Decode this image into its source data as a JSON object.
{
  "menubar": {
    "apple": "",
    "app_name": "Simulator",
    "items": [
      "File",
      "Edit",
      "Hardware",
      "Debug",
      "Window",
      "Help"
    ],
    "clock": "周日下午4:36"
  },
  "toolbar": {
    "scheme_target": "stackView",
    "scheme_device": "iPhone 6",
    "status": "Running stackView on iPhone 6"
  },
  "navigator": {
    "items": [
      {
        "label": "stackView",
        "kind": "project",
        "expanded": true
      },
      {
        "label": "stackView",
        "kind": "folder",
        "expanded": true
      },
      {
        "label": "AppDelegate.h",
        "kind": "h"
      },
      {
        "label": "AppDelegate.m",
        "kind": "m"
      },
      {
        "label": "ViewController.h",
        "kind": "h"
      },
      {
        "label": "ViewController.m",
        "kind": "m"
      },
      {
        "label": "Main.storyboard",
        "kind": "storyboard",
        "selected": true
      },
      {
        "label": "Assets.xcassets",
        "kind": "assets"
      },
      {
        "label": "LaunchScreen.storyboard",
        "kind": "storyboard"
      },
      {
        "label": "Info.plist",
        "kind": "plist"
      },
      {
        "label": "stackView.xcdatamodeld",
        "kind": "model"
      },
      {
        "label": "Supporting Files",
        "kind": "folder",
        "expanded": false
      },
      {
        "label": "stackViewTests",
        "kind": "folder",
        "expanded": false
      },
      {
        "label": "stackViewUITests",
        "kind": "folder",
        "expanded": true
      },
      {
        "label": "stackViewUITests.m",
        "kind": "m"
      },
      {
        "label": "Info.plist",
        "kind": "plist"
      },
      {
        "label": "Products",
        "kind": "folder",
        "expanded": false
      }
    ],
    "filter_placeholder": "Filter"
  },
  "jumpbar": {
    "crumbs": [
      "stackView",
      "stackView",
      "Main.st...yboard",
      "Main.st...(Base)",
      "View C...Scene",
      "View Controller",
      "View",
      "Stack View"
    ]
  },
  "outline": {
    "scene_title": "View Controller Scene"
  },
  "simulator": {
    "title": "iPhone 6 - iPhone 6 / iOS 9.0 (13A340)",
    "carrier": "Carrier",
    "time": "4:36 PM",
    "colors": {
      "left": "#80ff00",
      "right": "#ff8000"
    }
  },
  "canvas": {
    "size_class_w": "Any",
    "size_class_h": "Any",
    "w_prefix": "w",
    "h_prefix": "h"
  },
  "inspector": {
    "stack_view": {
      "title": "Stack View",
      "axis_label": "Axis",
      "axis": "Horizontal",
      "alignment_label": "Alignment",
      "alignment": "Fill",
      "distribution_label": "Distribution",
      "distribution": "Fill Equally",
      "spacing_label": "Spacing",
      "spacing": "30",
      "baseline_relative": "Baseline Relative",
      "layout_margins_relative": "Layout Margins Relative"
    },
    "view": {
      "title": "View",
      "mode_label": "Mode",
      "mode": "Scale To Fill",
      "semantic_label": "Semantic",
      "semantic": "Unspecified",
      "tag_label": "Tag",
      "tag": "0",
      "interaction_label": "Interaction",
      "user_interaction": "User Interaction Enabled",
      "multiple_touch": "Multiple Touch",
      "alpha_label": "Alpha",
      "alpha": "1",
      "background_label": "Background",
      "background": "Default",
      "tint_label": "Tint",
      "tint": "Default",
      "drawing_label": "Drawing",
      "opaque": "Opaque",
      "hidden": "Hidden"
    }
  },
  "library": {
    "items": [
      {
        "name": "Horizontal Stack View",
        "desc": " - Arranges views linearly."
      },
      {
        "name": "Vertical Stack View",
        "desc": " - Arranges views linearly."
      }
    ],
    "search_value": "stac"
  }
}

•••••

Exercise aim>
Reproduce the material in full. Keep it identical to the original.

Response to the exercise>
Decode this image into its source data as a JSON object.
{
  "menubar": {
    "apple": "",
    "app_name": "Simulator",
    "items": [
      "File",
      "Edit",
      "Hardware",
      "Debug",
      "Window",
      "Help"
    ],
    "clock": "周日下午4:36"
  },
  "toolbar": {
    "scheme_target": "stackView",
    "scheme_device": "iPhone 6",
    "status": "Running stackView on iPhone 6"
  },
  "navigator": {
    "items": [
      {
        "label": "stackView",
        "kind": "project",
        "expanded": true
      },
      {
        "label": "stackView",
        "kind": "folder",
        "expanded": true
      },
      {
        "label": "AppDelegate.h",
        "kind": "h"
      },
      {
        "label": "AppDelegate.m",
        "kind": "m"
      },
      {
        "label": "ViewController.h",
        "kind": "h"
      },
      {
        "label": "ViewController.m",
        "kind": "m"
      },
      {
        "label": "Main.storyboard",
        "kind": "storyboard",
        "selected": true
      },
      {
        "label": "Assets.xcassets",
        "kind": "assets"
      },
      {
        "label": "LaunchScreen.storyboard",
        "kind": "storyboard"
      },
      {
        "label": "Info.plist",
        "kind": "plist"
      },
      {
        "label": "stackView.xcdatamodeld",
        "kind": "model"
      },
      {
        "label": "Supporting Files",
        "kind": "folder",
        "expanded": false
      },
      {
        "label": "stackViewTests",
        "kind": "folder",
        "expanded": false
      },
      {
        "label": "stackViewUITests",
        "kind": "folder",
        "expanded": true
      },
      {
        "label": "stackViewUITests.m",
        "kind": "m"
      },
      {
        "label": "Info.plist",
        "kind": "plist"
      },
      {
        "label": "Products",
        "kind": "folder",
        "expanded": false
      }
    ],
    "filter_placeholder": "Filter"
  },
  "jumpbar": {
    "crumbs": [
      "stackView",
      "stackView",
      "Main.st...yboard",
      "Main.st...(Base)",
      "View C...Scene",
      "View Controller",
      "View",
      "Stack View"
    ]
  },
  "outline": {
    "scene_title": "View Controller Scene"
  },
  "simulator": {
    "title": "iPhone 6 - iPhone 6 / iOS 9.0 (13A340)",
    "carrier": "Carrier",
    "time": "4:36 PM",
    "colors": {
      "left": "#80ff00",
      "right": "#ff8000"
    }
  },
  "canvas": {
    "size_class_w": "Any",
    "size_class_h": "Any",
    "w_prefix": "w",
    "h_prefix": "h"
  },
  "inspector": {
    "stack_view": {
      "title": "Stack View",
      "axis_label": "Axis",
      "axis": "Horizontal",
      "alignment_label": "Alignment",
      "alignment": "Fill",
      "distribution_label": "Distribution",
      "distribution": "Fill Equally",
      "spacing_label": "Spacing",
      "spacing": "30",
      "baseline_relative": "Baseline Relative",
      "layout_margins_relative": "Layout Margins Relative"
    },
    "view": {
      "title": "View",
      "mode_label": "Mode",
      "mode": "Scale To Fill",
      "semantic_label": "Semantic",
      "semantic": "Unspecified",
      "tag_label": "Tag",
      "tag": "0",
      "interaction_label": "Interaction",
      "user_interaction": "User Interaction Enabled",
      "multiple_touch": "Multiple Touch",
      "alpha_label": "Alpha",
      "alpha": "1",
      "background_label": "Background",
      "background": "Default",
      "tint_label": "Tint",
      "tint": "Default",
      "drawing_label": "Drawing",
      "opaque": "Opaque",
      "hidden": "Hidden"
    }
  },
  "library": {
    "items": [
      {
        "name": "Horizontal Stack View",
        "desc": " - Arranges views linearly."
      },
      {
        "name": "Vertical Stack View",
        "desc": " - Arranges views linearly."
      }
    ],
    "search_value": "stac"
  }
}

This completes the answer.